Here’s what you need to know.

How is monkeypox spread and caught?

Monkeypox can be spread through close, even intimate, contact and can be transmitted through broken skin or via mouth and eyes after contact with pus from open spots - directly or from surfaces - said Dr Mike Skinner, reader in virology at Imperial College London.

It can also be spread by inhaling dust from dried scabs after they are shed into bedding and clothing, and inhalation of droplets spread from the mouth/nose - but only over a very short distance, unlike the aerosol spread of Covid.

Martin Michaelis, professor of molecular medicine at the University of Kent, also noted that monkeypox is not as contagious as airborne diseases like the measles or Covid-19, but that generally, the risk of infection via contaminated surfaces, for example doorknobs, seems to be higher for monkeypox than for Covid.

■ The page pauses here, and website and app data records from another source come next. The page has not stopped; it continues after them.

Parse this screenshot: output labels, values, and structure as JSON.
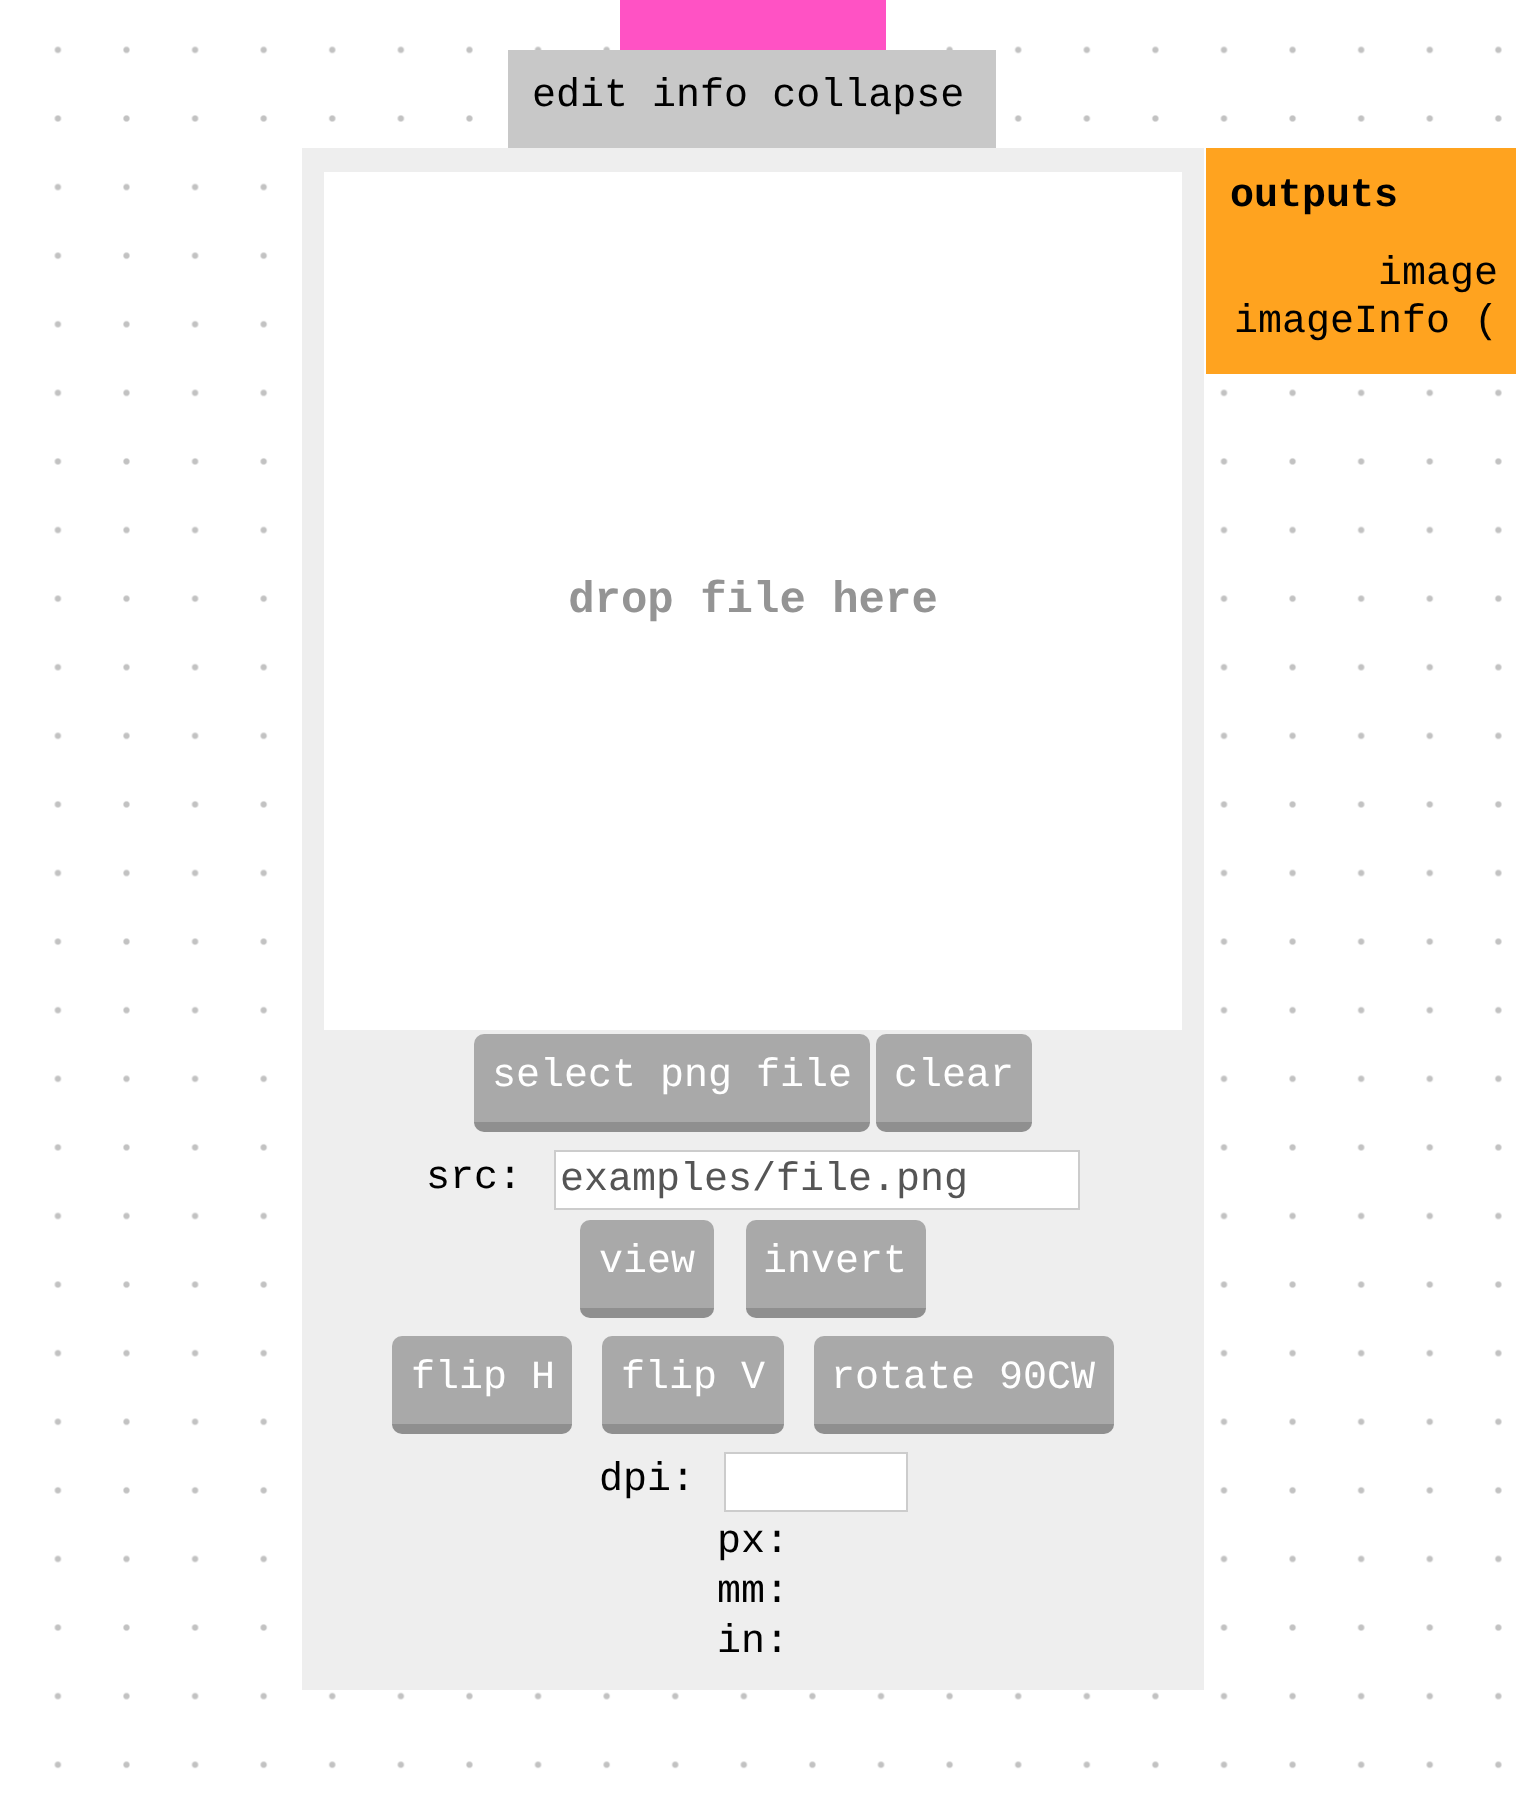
{
  "module": {
    "menu": [
      {
        "label": "edit"
      },
      {
        "label": "info"
      },
      {
        "label": "collapse"
      }
    ],
    "drop_zone": {
      "text": "drop file here"
    },
    "file_buttons": [
      "select png file",
      "clear"
    ],
    "src": {
      "label": "src:",
      "value": "examples/file.png"
    },
    "view_buttons": [
      "view",
      "invert"
    ],
    "transform_buttons": [
      "flip H",
      "flip V",
      "rotate 90CW"
    ],
    "dpi": {
      "label": "dpi:"
    },
    "size_labels": [
      "px:",
      "mm:",
      "in:"
    ],
    "outputs": {
      "title": "outputs",
      "ports": [
        "image",
        "imageInfo ("
      ]
    }
  }
}
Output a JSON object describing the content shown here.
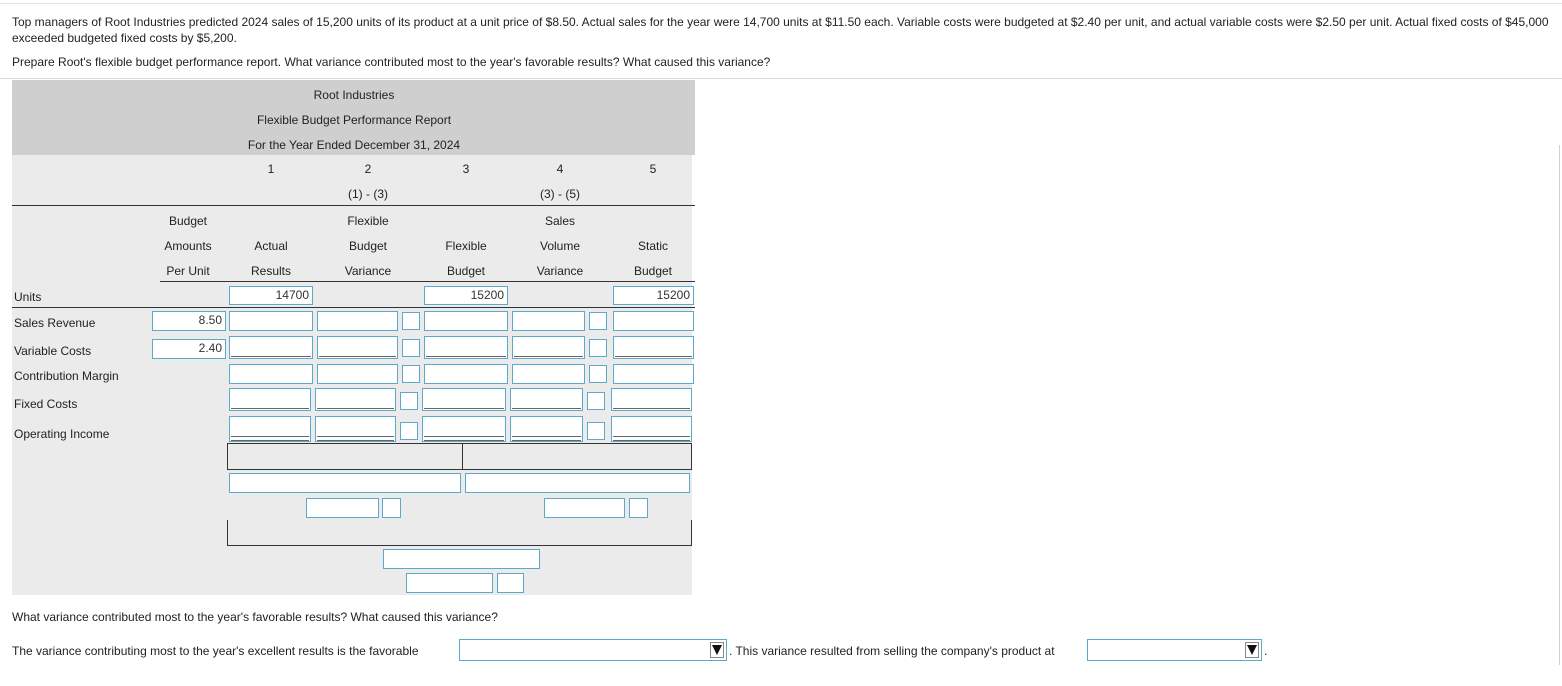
{
  "problem": {
    "text": "Top managers of Root Industries predicted 2024 sales of 15,200 units of its product at a unit price of $8.50. Actual sales for the year were 14,700 units at $11.50 each. Variable costs were budgeted at $2.40 per unit, and actual variable costs were $2.50 per unit. Actual fixed costs of $45,000 exceeded budgeted fixed costs by $5,200.",
    "instruction": "Prepare Root's flexible budget performance report. What variance contributed most to the year's favorable results? What caused this variance?"
  },
  "report": {
    "company": "Root Industries",
    "title": "Flexible Budget Performance Report",
    "period": "For the Year Ended December 31, 2024",
    "col_numbers": [
      "1",
      "2",
      "3",
      "4",
      "5"
    ],
    "col_formulas": {
      "c2": "(1) - (3)",
      "c4": "(3) - (5)"
    },
    "headers": {
      "per_unit": [
        "Budget",
        "Amounts",
        "Per Unit"
      ],
      "actual": [
        "Actual",
        "Results"
      ],
      "flex_var": [
        "Flexible",
        "Budget",
        "Variance"
      ],
      "flex_budget": [
        "Flexible",
        "Budget"
      ],
      "sales_vol": [
        "Sales",
        "Volume",
        "Variance"
      ],
      "static": [
        "Static",
        "Budget"
      ]
    },
    "rows": {
      "units": "Units",
      "sales_revenue": "Sales Revenue",
      "variable_costs": "Variable Costs",
      "contribution_margin": "Contribution Margin",
      "fixed_costs": "Fixed Costs",
      "operating_income": "Operating Income"
    },
    "values": {
      "units_actual": "14700",
      "units_flex": "15200",
      "units_static": "15200",
      "sales_per_unit": "8.50",
      "var_per_unit": "2.40"
    }
  },
  "question": {
    "prompt": "What variance contributed most to the year's favorable results? What caused this variance?",
    "sentence_start": "The variance contributing most to the year's excellent results is the favorable",
    "sentence_mid": ". This variance resulted from selling the company's product at",
    "sentence_end": "."
  }
}
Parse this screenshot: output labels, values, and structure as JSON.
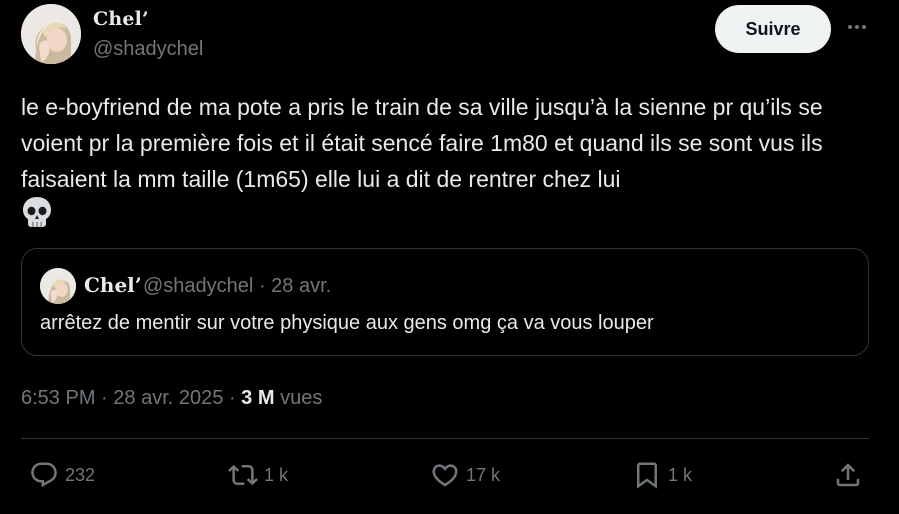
{
  "author": {
    "name": "Chel’",
    "handle": "@shadychel"
  },
  "follow_button_label": "Suivre",
  "more_icon": "more-horizontal-icon",
  "tweet_text": "le e-boyfriend de ma pote a pris le train de sa ville jusqu’à la sienne pr qu’ils se voient pr la première fois et il était sencé faire 1m80 et quand ils se sont vus ils faisaient la mm taille (1m65) elle lui a dit de rentrer chez lui",
  "emoji": "skull",
  "quoted_tweet": {
    "name": "Chel’",
    "handle": "@shadychel",
    "separator": "·",
    "date": "28 avr.",
    "text": "arrêtez de mentir sur votre physique aux gens omg ça va vous louper"
  },
  "meta": {
    "time": "6:53 PM",
    "separator": "·",
    "date": "28 avr. 2025",
    "views_count": "3 M",
    "views_label": "vues"
  },
  "actions": {
    "reply": {
      "icon": "reply-icon",
      "count": "232"
    },
    "retweet": {
      "icon": "retweet-icon",
      "count": "1 k"
    },
    "like": {
      "icon": "heart-icon",
      "count": "17 k"
    },
    "bookmark": {
      "icon": "bookmark-icon",
      "count": "1 k"
    },
    "share": {
      "icon": "share-icon"
    }
  },
  "colors": {
    "background": "#000000",
    "text_primary": "#e7e9ea",
    "text_secondary": "#71767b",
    "border": "#2f3336",
    "follow_button_bg": "#eff3f4",
    "follow_button_text": "#0f1419"
  }
}
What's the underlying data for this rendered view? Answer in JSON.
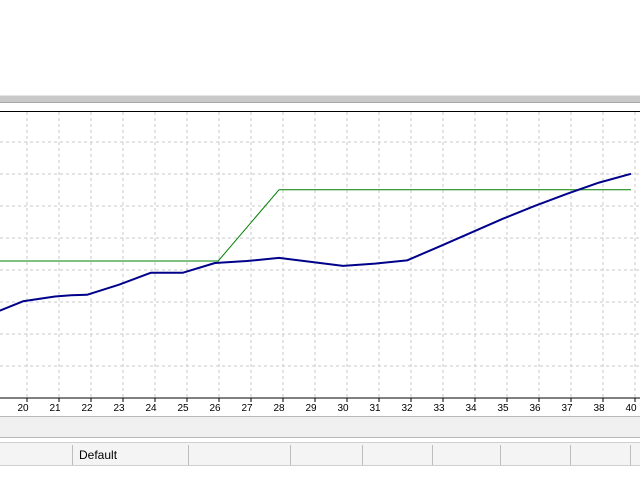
{
  "status_bar": {
    "cells": [
      "",
      "Default",
      "",
      "",
      "",
      "",
      "",
      "",
      ""
    ]
  },
  "colors": {
    "series_main": "#00008b",
    "series_step": "#008000",
    "grid": "#c8c8c8"
  },
  "chart_data": {
    "type": "line",
    "x_tick_labels": [
      "20",
      "21",
      "22",
      "23",
      "24",
      "25",
      "26",
      "27",
      "28",
      "29",
      "30",
      "31",
      "32",
      "33",
      "34",
      "35",
      "36",
      "37",
      "38",
      "40"
    ],
    "grid": true,
    "series": [
      {
        "color": "#00008b",
        "x": [
          19,
          20,
          21,
          21.5,
          22,
          23,
          24,
          25,
          26,
          27,
          28,
          29,
          30,
          31,
          32,
          33,
          34,
          35,
          36,
          37,
          38,
          39
        ],
        "y": [
          29.3,
          33.8,
          35.5,
          35.9,
          36.1,
          39.6,
          43.8,
          43.8,
          47.2,
          47.9,
          49,
          47.6,
          46.2,
          47.0,
          48.1,
          52.9,
          57.8,
          62.7,
          67.2,
          71.4,
          75.3,
          78.4
        ]
      },
      {
        "color": "#008000",
        "x": [
          19,
          26.1,
          28,
          39
        ],
        "y": [
          47.9,
          47.9,
          72.8,
          72.8
        ]
      }
    ]
  }
}
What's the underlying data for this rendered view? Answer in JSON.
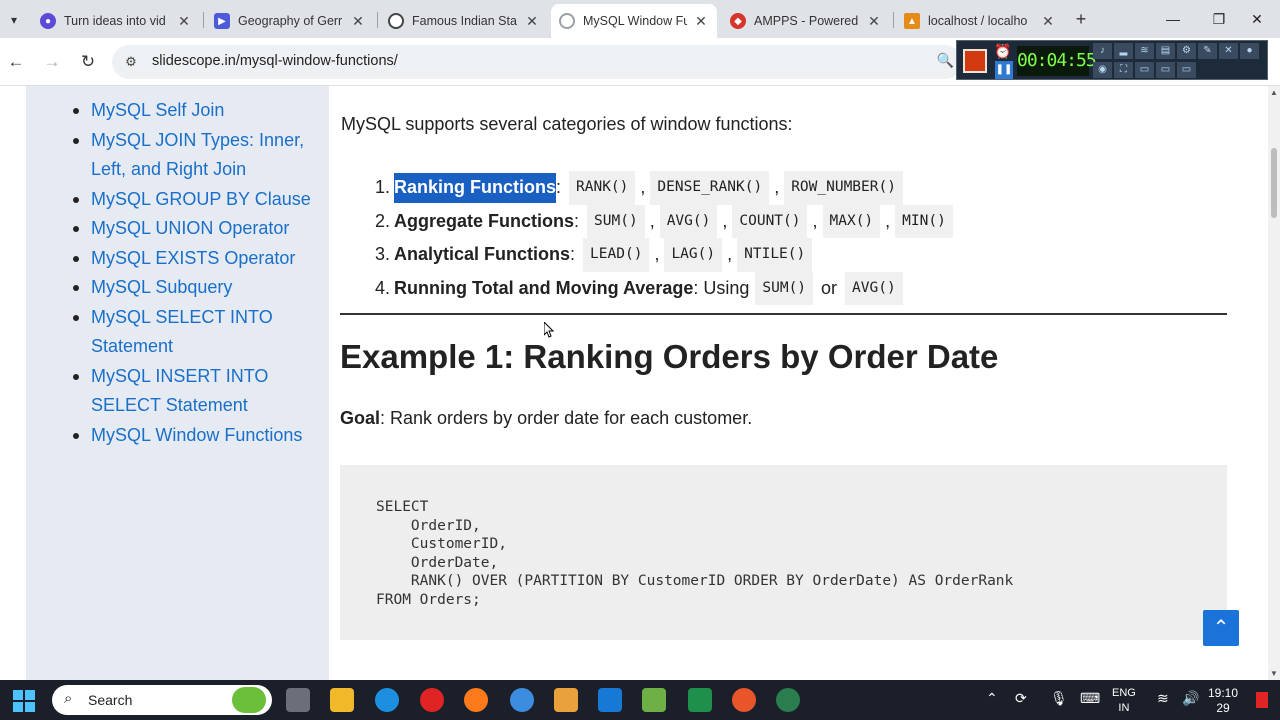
{
  "browser": {
    "tabs": [
      {
        "title": "Turn ideas into vid",
        "color": "#5b4bd6"
      },
      {
        "title": "Geography of Gerr",
        "color": "#4d5bd8"
      },
      {
        "title": "Famous Indian Sta",
        "color": "#444444"
      },
      {
        "title": "MySQL Window Fu",
        "color": "#9aa0a6"
      },
      {
        "title": "AMPPS - Powered",
        "color": "#d8342c"
      },
      {
        "title": "localhost / localho",
        "color": "#e68a1a"
      }
    ],
    "url": "slidescope.in/mysql-window-functions/"
  },
  "recorder": {
    "time": "00:04:55"
  },
  "sidebar": {
    "items": [
      "MySQL Self Join",
      "MySQL JOIN Types: Inner, Left, and Right Join",
      "MySQL GROUP BY Clause",
      "MySQL UNION Operator",
      "MySQL EXISTS Operator",
      "MySQL Subquery",
      "MySQL SELECT INTO Statement",
      "MySQL INSERT INTO SELECT Statement",
      "MySQL Window Functions"
    ]
  },
  "content": {
    "intro": "MySQL supports several categories of window functions:",
    "categories": [
      {
        "num": "1.",
        "name": "Ranking Functions",
        "sep": ":",
        "chips": [
          "RANK()",
          "DENSE_RANK()",
          "ROW_NUMBER()"
        ]
      },
      {
        "num": "2.",
        "name": "Aggregate Functions",
        "sep": ":",
        "chips": [
          "SUM()",
          "AVG()",
          "COUNT()",
          "MAX()",
          "MIN()"
        ]
      },
      {
        "num": "3.",
        "name": "Analytical Functions",
        "sep": ":",
        "chips": [
          "LEAD()",
          "LAG()",
          "NTILE()"
        ]
      },
      {
        "num": "4.",
        "name": "Running Total and Moving Average",
        "sep": ": Using",
        "chips": [
          "SUM()",
          "AVG()"
        ],
        "joiner": "or"
      }
    ],
    "example_heading": "Example 1: Ranking Orders by Order Date",
    "goal_label": "Goal",
    "goal_text": ": Rank orders by order date for each customer.",
    "code": "SELECT\n    OrderID,\n    CustomerID,\n    OrderDate,\n    RANK() OVER (PARTITION BY CustomerID ORDER BY OrderDate) AS OrderRank\nFROM Orders;"
  },
  "taskbar": {
    "search_label": "Search",
    "language": "ENG",
    "region": "IN",
    "time": "19:10",
    "date": "29"
  }
}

He said that thorough hygiene measures and hand washing, as well as avoiding close contact with potential monkeypox patients, should normally be sufficient to prevent infection and that you are unlikely to become infected when you are in the same room with a person infected with monkeypox if there is no direct contact.

“Medical staff will use PPE (personal protective equipment). The vast majority of us will not come into close contact with infected individuals,” added Dr Skinner.

How can an outbreak of monkeypox be stopped?

Dr Skinner said contact tracing by public health authorities after recognition, isolation and confirmation of possible and probable monkeypox cases, vigilance of those who are possible contacts and willingness of cases to contact authorities if symptoms arise should help stop the current outbreak.

Prof Michaelis added that monkeypox patients are typically only infectious, when they have symptoms so there should be no or very limited asymptomatic spread, and it’s also possible to trace the contacts of monkeypox patients and to isolate and vaccinate them.

The smallpox vaccine is effective against monkeypox and can be used to contain the current outbreak.

Monkeypox cases in the UK are continuing to rise

What is the current UKHSA guidance?

The UKHSA said: “Anyone can get monkeypox, particularly if you have had close contact, including sexual contact, with an individual with symptoms. People who are gay or bisexual and men who have sex with men remain disproportionately affected.”

The current advice is that you should contact a sexual health clinic if you have a rash with blisters and you’ve been either:

  • in close contact, including sexual contact, with someone who has or might have monkeypox (even if they’ve not been tested yet) in the past three weeks
  • to West or Central Africa in the past three weeks